— What needs to be done —
Without including any picture, copy the entries that follow word for word.

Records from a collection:
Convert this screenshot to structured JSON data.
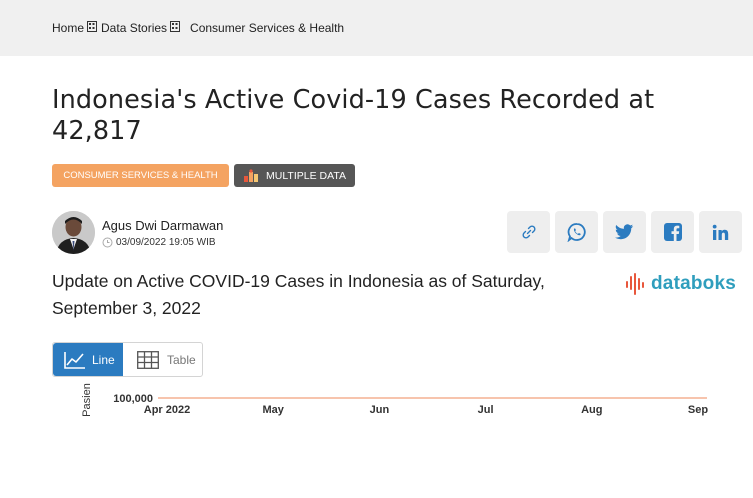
{
  "breadcrumb": {
    "home": "Home",
    "data_stories": "Data Stories",
    "current": "Consumer Services & Health"
  },
  "article": {
    "title": "Indonesia's Active Covid-19 Cases Recorded at 42,817",
    "category_tag": "CONSUMER SERVICES & HEALTH",
    "data_tag": "MULTIPLE DATA",
    "author": "Agus Dwi Darmawan",
    "date": "03/09/2022 19:05 WIB",
    "subtitle": "Update on Active COVID-19 Cases in Indonesia as of Saturday, September 3, 2022"
  },
  "share": {
    "icons": [
      "link-icon",
      "whatsapp-icon",
      "twitter-icon",
      "facebook-icon",
      "linkedin-icon"
    ]
  },
  "brand": {
    "logo_text": "databoks",
    "logo_color": "#2f9ebd",
    "logo_bars_color": "#e8573c"
  },
  "view_toggle": {
    "line_label": "Line",
    "table_label": "Table",
    "active": "Line",
    "active_color": "#2b7bc0"
  },
  "colors": {
    "category_tag": "#f4a361",
    "data_tag": "#565656",
    "topbar": "#f0f0f0"
  },
  "chart_data": {
    "type": "line",
    "ylabel": "Pasien",
    "yticks": [
      "100,000"
    ],
    "x_ticks": [
      "Apr 2022",
      "May",
      "Jun",
      "Jul",
      "Aug",
      "Sep"
    ],
    "gridline_color": "#f2a07c"
  }
}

— Solved problem —
Convert this screenshot to structured JSON data.
{
  "breadcrumb": {
    "home": "Home",
    "data_stories": "Data Stories",
    "current": "Consumer Services & Health"
  },
  "article": {
    "title": "Indonesia's Active Covid-19 Cases Recorded at 42,817",
    "category_tag": "CONSUMER SERVICES & HEALTH",
    "data_tag": "MULTIPLE DATA",
    "author": "Agus Dwi Darmawan",
    "date": "03/09/2022 19:05 WIB",
    "subtitle": "Update on Active COVID-19 Cases in Indonesia as of Saturday, September 3, 2022"
  },
  "share": {
    "icons": [
      "link-icon",
      "whatsapp-icon",
      "twitter-icon",
      "facebook-icon",
      "linkedin-icon"
    ]
  },
  "brand": {
    "logo_text": "databoks",
    "logo_color": "#2f9ebd",
    "logo_bars_color": "#e8573c"
  },
  "view_toggle": {
    "line_label": "Line",
    "table_label": "Table",
    "active": "Line",
    "active_color": "#2b7bc0"
  },
  "colors": {
    "category_tag": "#f4a361",
    "data_tag": "#565656",
    "topbar": "#f0f0f0"
  },
  "chart_data": {
    "type": "line",
    "ylabel": "Pasien",
    "yticks": [
      "100,000"
    ],
    "x_ticks": [
      "Apr 2022",
      "May",
      "Jun",
      "Jul",
      "Aug",
      "Sep"
    ],
    "gridline_color": "#f2a07c"
  }
}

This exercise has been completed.